I asked Dodson if any notation had been made in the students’ permanent records indicating that those scores may be invalid.
That question, along with many others, remain unanswered.
Open Records requests relevant to this investigation have not been filled by Hoover City School officials. Requests for interviews with district personnel have been ignored.
While I have not attempted to speak with the teachers whose math scores were in question, only two of the five teachers whose classes were affected remain at Trace Crossings.
Litaker retired from the district December 31, 2013. Camp had retired during the summer of 2013.
The Rebound and the Residual Effects
Test results from the spring of 2013 were released late in the year. As expected, results rebounded almost back to the 2011 levels.
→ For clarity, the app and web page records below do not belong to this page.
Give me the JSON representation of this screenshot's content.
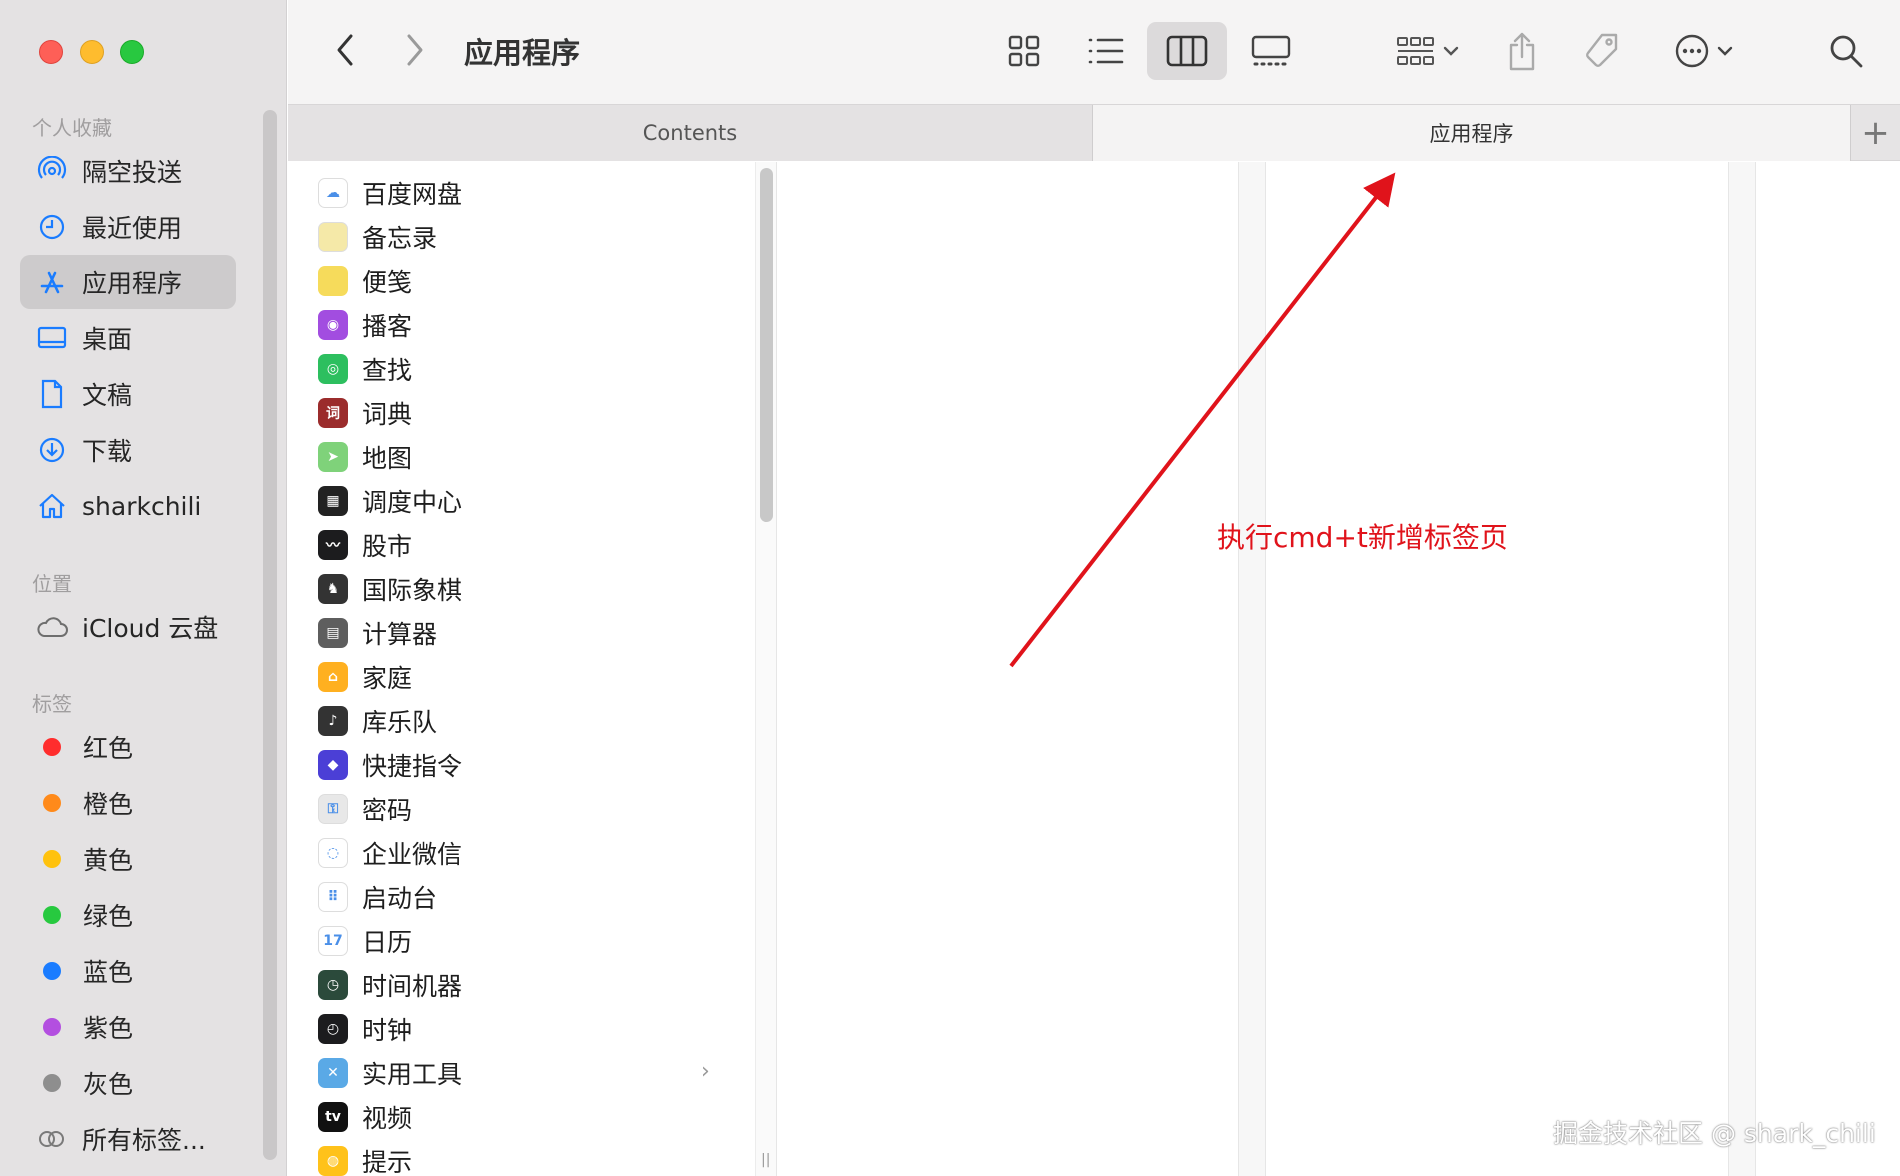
{
  "window": {
    "title": "应用程序"
  },
  "sidebar": {
    "favorites_title": "个人收藏",
    "favorites": [
      {
        "label": "隔空投送",
        "icon": "airdrop-icon"
      },
      {
        "label": "最近使用",
        "icon": "clock-icon"
      },
      {
        "label": "应用程序",
        "icon": "applications-icon",
        "active": true
      },
      {
        "label": "桌面",
        "icon": "desktop-icon"
      },
      {
        "label": "文稿",
        "icon": "document-icon"
      },
      {
        "label": "下载",
        "icon": "download-icon"
      },
      {
        "label": "sharkchili",
        "icon": "home-icon"
      }
    ],
    "locations_title": "位置",
    "locations": [
      {
        "label": "iCloud 云盘",
        "icon": "cloud-icon"
      }
    ],
    "tags_title": "标签",
    "tags": [
      {
        "label": "红色",
        "color": "#ff2d2d"
      },
      {
        "label": "橙色",
        "color": "#ff8a1a"
      },
      {
        "label": "黄色",
        "color": "#ffc20e"
      },
      {
        "label": "绿色",
        "color": "#27c93f"
      },
      {
        "label": "蓝色",
        "color": "#1a7cff"
      },
      {
        "label": "紫色",
        "color": "#b34fe0"
      },
      {
        "label": "灰色",
        "color": "#8e8e8e"
      }
    ],
    "all_tags": "所有标签..."
  },
  "tabs": [
    {
      "label": "Contents",
      "active": false
    },
    {
      "label": "应用程序",
      "active": true
    }
  ],
  "tab_add": "+",
  "apps": [
    {
      "label": "百度网盘",
      "icon_color": "#ffffff",
      "icon_glyph": "☁"
    },
    {
      "label": "备忘录",
      "icon_color": "#f5e9a8",
      "icon_glyph": ""
    },
    {
      "label": "便笺",
      "icon_color": "#f6db5b",
      "icon_glyph": ""
    },
    {
      "label": "播客",
      "icon_color": "#a24de0",
      "icon_glyph": "◉"
    },
    {
      "label": "查找",
      "icon_color": "#2dbf5f",
      "icon_glyph": "◎"
    },
    {
      "label": "词典",
      "icon_color": "#9b2c2c",
      "icon_glyph": "词"
    },
    {
      "label": "地图",
      "icon_color": "#7fd27a",
      "icon_glyph": "➤"
    },
    {
      "label": "调度中心",
      "icon_color": "#222222",
      "icon_glyph": "▦"
    },
    {
      "label": "股市",
      "icon_color": "#1c1c1e",
      "icon_glyph": "〰"
    },
    {
      "label": "国际象棋",
      "icon_color": "#333333",
      "icon_glyph": "♞"
    },
    {
      "label": "计算器",
      "icon_color": "#5e5e5e",
      "icon_glyph": "▤"
    },
    {
      "label": "家庭",
      "icon_color": "#ffb020",
      "icon_glyph": "⌂"
    },
    {
      "label": "库乐队",
      "icon_color": "#333333",
      "icon_glyph": "♪"
    },
    {
      "label": "快捷指令",
      "icon_color": "#4b3fd6",
      "icon_glyph": "◆"
    },
    {
      "label": "密码",
      "icon_color": "#e8e8e8",
      "icon_glyph": "⚿"
    },
    {
      "label": "企业微信",
      "icon_color": "#ffffff",
      "icon_glyph": "◌"
    },
    {
      "label": "启动台",
      "icon_color": "#ffffff",
      "icon_glyph": "⠿"
    },
    {
      "label": "日历",
      "icon_color": "#ffffff",
      "icon_glyph": "17"
    },
    {
      "label": "时间机器",
      "icon_color": "#2b4a3b",
      "icon_glyph": "◷"
    },
    {
      "label": "时钟",
      "icon_color": "#1c1c1e",
      "icon_glyph": "◴"
    },
    {
      "label": "实用工具",
      "icon_color": "#5aa9e6",
      "icon_glyph": "✕",
      "has_children": true
    },
    {
      "label": "视频",
      "icon_color": "#111111",
      "icon_glyph": "tv"
    },
    {
      "label": "提示",
      "icon_color": "#ffc21a",
      "icon_glyph": "◍"
    }
  ],
  "annotation": "执行cmd+t新增标签页",
  "watermark": "掘金技术社区 @ shark_chili"
}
There was no joyous celebration. No district press release. No pats on the back for the teachers and community.
Barber just started her second full school year as Principal at Trace Crossings.
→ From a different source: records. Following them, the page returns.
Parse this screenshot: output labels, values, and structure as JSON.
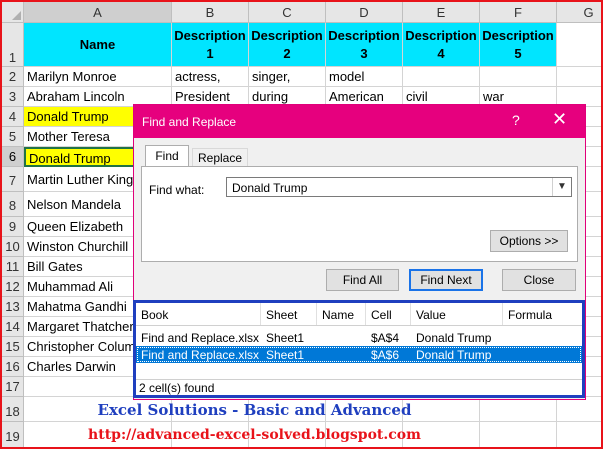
{
  "columns": [
    "A",
    "B",
    "C",
    "D",
    "E",
    "F",
    "G"
  ],
  "rows": [
    "1",
    "2",
    "3",
    "4",
    "5",
    "6",
    "7",
    "8",
    "9",
    "10",
    "11",
    "12",
    "13",
    "14",
    "15",
    "16",
    "17",
    "18",
    "19"
  ],
  "header_cells": {
    "a1": "Name",
    "b1": "Description 1",
    "c1": "Description 2",
    "d1": "Description 3",
    "e1": "Description 4",
    "f1": "Description 5"
  },
  "names": [
    "Marilyn Monroe",
    "Abraham Lincoln",
    "Donald Trump",
    "Mother Teresa",
    "Donald Trump",
    "Martin Luther King",
    "Nelson Mandela",
    "Queen Elizabeth",
    "Winston Churchill",
    "Bill Gates",
    "Muhammad Ali",
    "Mahatma Gandhi",
    "Margaret Thatcher",
    "Christopher Columbus",
    "Charles Darwin"
  ],
  "row2": {
    "b": "actress,",
    "c": "singer,",
    "d": "model"
  },
  "row3": {
    "b": "President",
    "c": "during",
    "d": "American",
    "e": "civil",
    "f": "war"
  },
  "footer": {
    "title": "Excel Solutions - Basic and Advanced",
    "url": "http://advanced-excel-solved.blogspot.com"
  },
  "dialog": {
    "title": "Find and Replace",
    "help": "?",
    "close": "✕",
    "tabs": {
      "find": "Find",
      "replace": "Replace"
    },
    "find_what_label": "Find what:",
    "find_what_value": "Donald Trump",
    "options_button": "Options >>",
    "find_all_button": "Find All",
    "find_next_button": "Find Next",
    "close_button": "Close",
    "results_headers": {
      "book": "Book",
      "sheet": "Sheet",
      "name": "Name",
      "cell": "Cell",
      "value": "Value",
      "formula": "Formula"
    },
    "results": [
      {
        "book": "Find and Replace.xlsx",
        "sheet": "Sheet1",
        "name": "",
        "cell": "$A$4",
        "value": "Donald Trump",
        "formula": ""
      },
      {
        "book": "Find and Replace.xlsx",
        "sheet": "Sheet1",
        "name": "",
        "cell": "$A$6",
        "value": "Donald Trump",
        "formula": ""
      }
    ],
    "status": "2 cell(s) found"
  },
  "colors": {
    "header_fill": "#00e5ff",
    "highlight": "#ffff00",
    "dialog_accent": "#e6007e",
    "results_border": "#1f3fbf",
    "frame_border": "#e8131a"
  }
}
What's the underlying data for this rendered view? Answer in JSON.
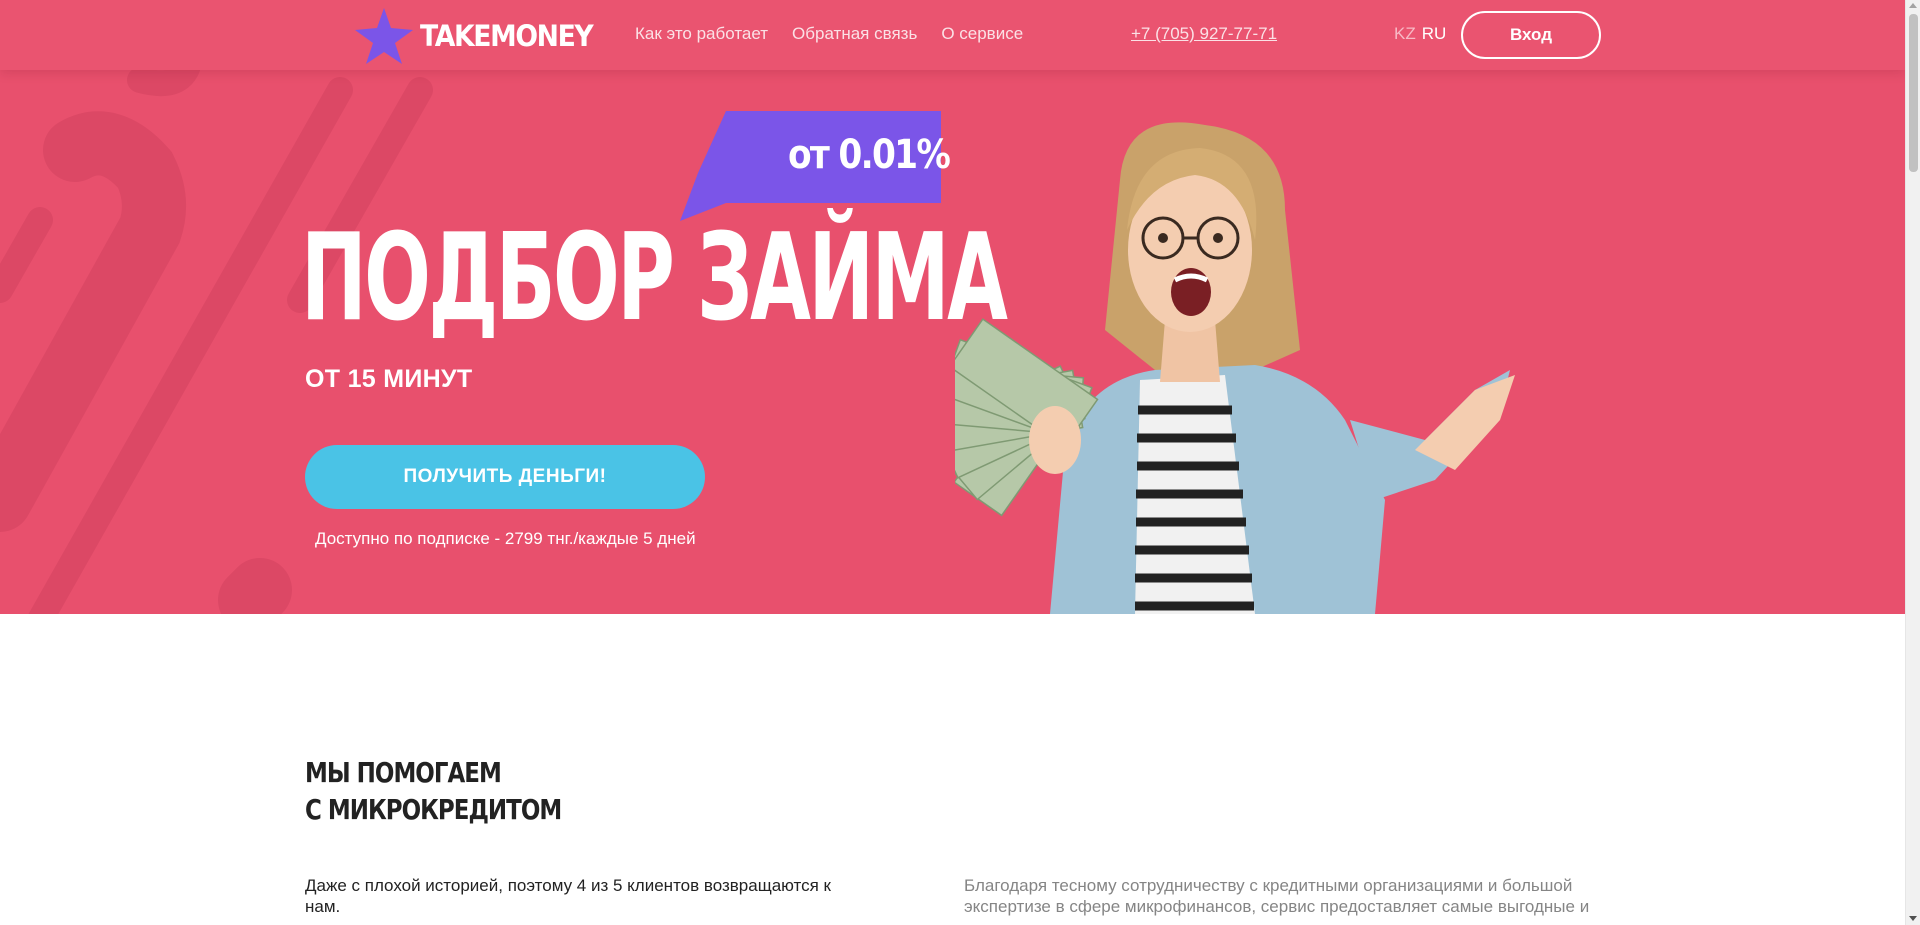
{
  "colors": {
    "hero_bg": "#e8506d",
    "header_bg": "#ea5470",
    "badge_bg": "#7b55e8",
    "cta_bg": "#4ac3e6",
    "text_dark": "#222222",
    "text_muted": "#858585"
  },
  "header": {
    "logo_icon": "star-logo-icon",
    "logo_text": "TAKEMONEY",
    "nav": [
      {
        "label": "Как это работает"
      },
      {
        "label": "Обратная связь"
      },
      {
        "label": "О сервисе"
      }
    ],
    "phone": "+7 (705) 927-77-71",
    "lang": {
      "kz": "KZ",
      "ru": "RU",
      "active": "RU"
    },
    "login_label": "Вход"
  },
  "hero": {
    "badge": "от 0.01%",
    "title": "ПОДБОР ЗАЙМА",
    "subtitle": "ОТ 15 МИНУТ",
    "cta_label": "ПОЛУЧИТЬ ДЕНЬГИ!",
    "note": "Доступно по подписке - 2799 тнг./каждые 5 дней",
    "photo": "woman-holding-money-photo"
  },
  "section": {
    "title_line1": "МЫ ПОМОГАЕМ",
    "title_line2": "С МИКРОКРЕДИТОМ",
    "left_text": "Даже с плохой историей, поэтому 4 из 5 клиентов возвращаются к нам.",
    "right_text": "Благодаря тесному сотрудничеству с кредитными организациями и большой экспертизе в сфере микрофинансов, сервис предоставляет самые выгодные и"
  }
}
Superintendent Craig has recently begun sharing initial proposals to rezone students in eight of Hoover’s ten elementary schools. One of the reasons given for the need to rezone is the under-utilization of Trace Crossings Elementary School. The building has housed as many as 1,000 students, but enrollment for the 2013-2014 school year was 488 students. The student body was split into two schools in 2004 and rose to a peak of 619 students in 2010-2011. Current enrollment reflects a 20% decline since that year.
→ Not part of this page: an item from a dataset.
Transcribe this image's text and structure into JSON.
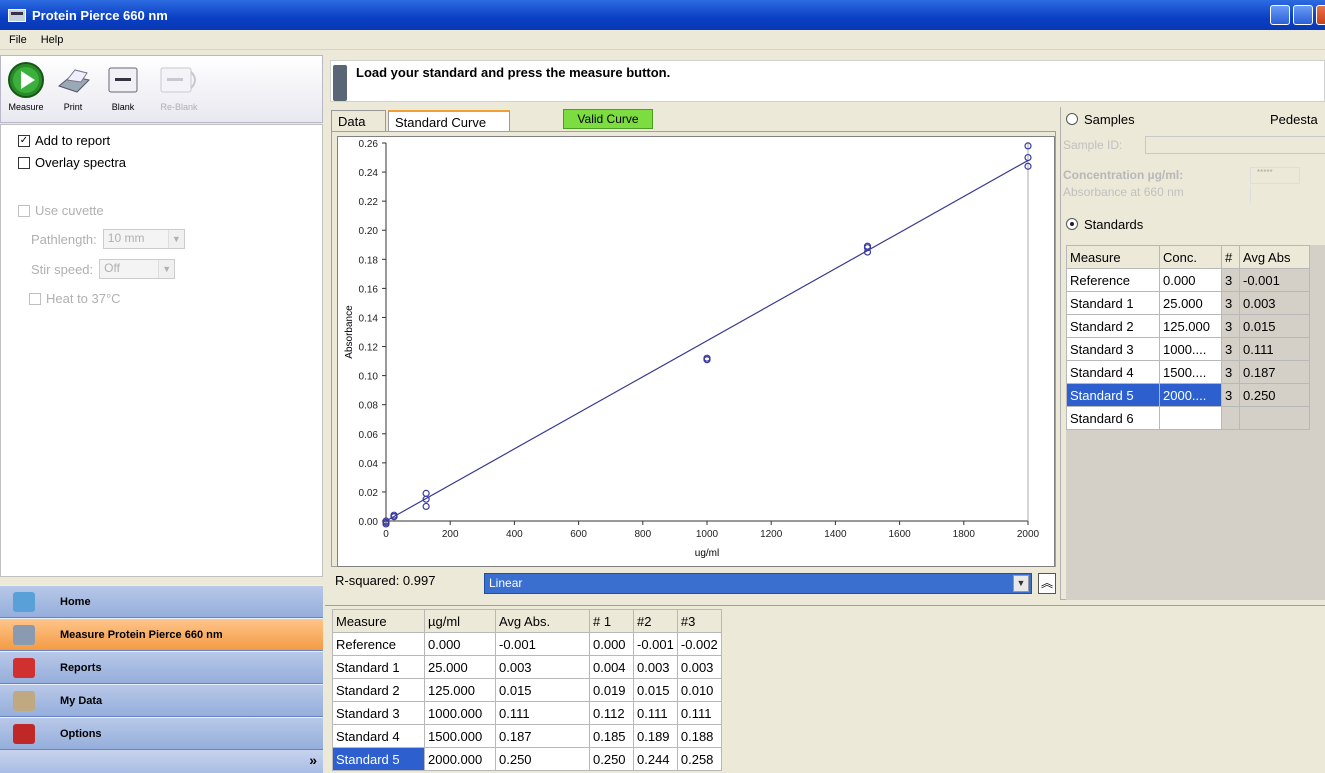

Do test scores have anything to do with that under utilization? Have test scores influenced movement away from Trace Crossings?
Emotions were high at the August board of education meeting and it was obvious that test scores were not far from most folks’ minds.
One parent expressed her concern that property values in her neighborhood would be affected if they were rezoned away from their current school and into the Trace Crossings zone. “We have a lot of very concerned and upset people in our neighborhood.”
At that same meeting, the President of Trace Crossings PTO stepped to the podium and did her part to let people know that while test scores did drop a couple of years ago, they have since improved.
For the principal, Bice’s affirmation that the drop in test scores was caused by students not completing part 1 of the test is helpful. She acknowledges, though, that unless the community learns of the investigation and the preliminary findings, the failing AYP label is still there.
The residual effects of that label have been painfully apparent in community discussions of rezoning.
Craig, Dodson, and Barber have had many opportunities to share the results of the ALSDE’s investigation but have not done so.
I can’t tell you whether timing was the problem or whether math instruction was really the issue. No one can at this point. Because the investigation was never completed.
According to sources at the ALSDE, those answer sheets are still being stored and could be reviewed if district officials chose to do so.
The final question that I asked Dodson in the email sent nearly two weeks ago was this: Would you be willing now to request a full investigation into the 2011-2012 test results at Trace Crossings Elementary School using the remedy that the statistician recommended? I’m still waiting on a reply.
In this document, created for Trace Crossings’ accreditation purposes in January of this year, school officials made the following statement:
Repairing trust and respect for school personnel, programs, and practices continues to be a major focus for school personnel and parents/community.
Could that trust and respect be repaired if school officials re-opened the investigation to find out, once and for all, what really happened?
More Data If You’d Like to See It
Here’s some more test score stuff to poke through if you’re interested. As you review it, remember that while test scores are the only objective measure communities have by which to measure the success of their neighborhood school, it is only one measure.
The Full ARMT Tables
The Changes in 2011-2012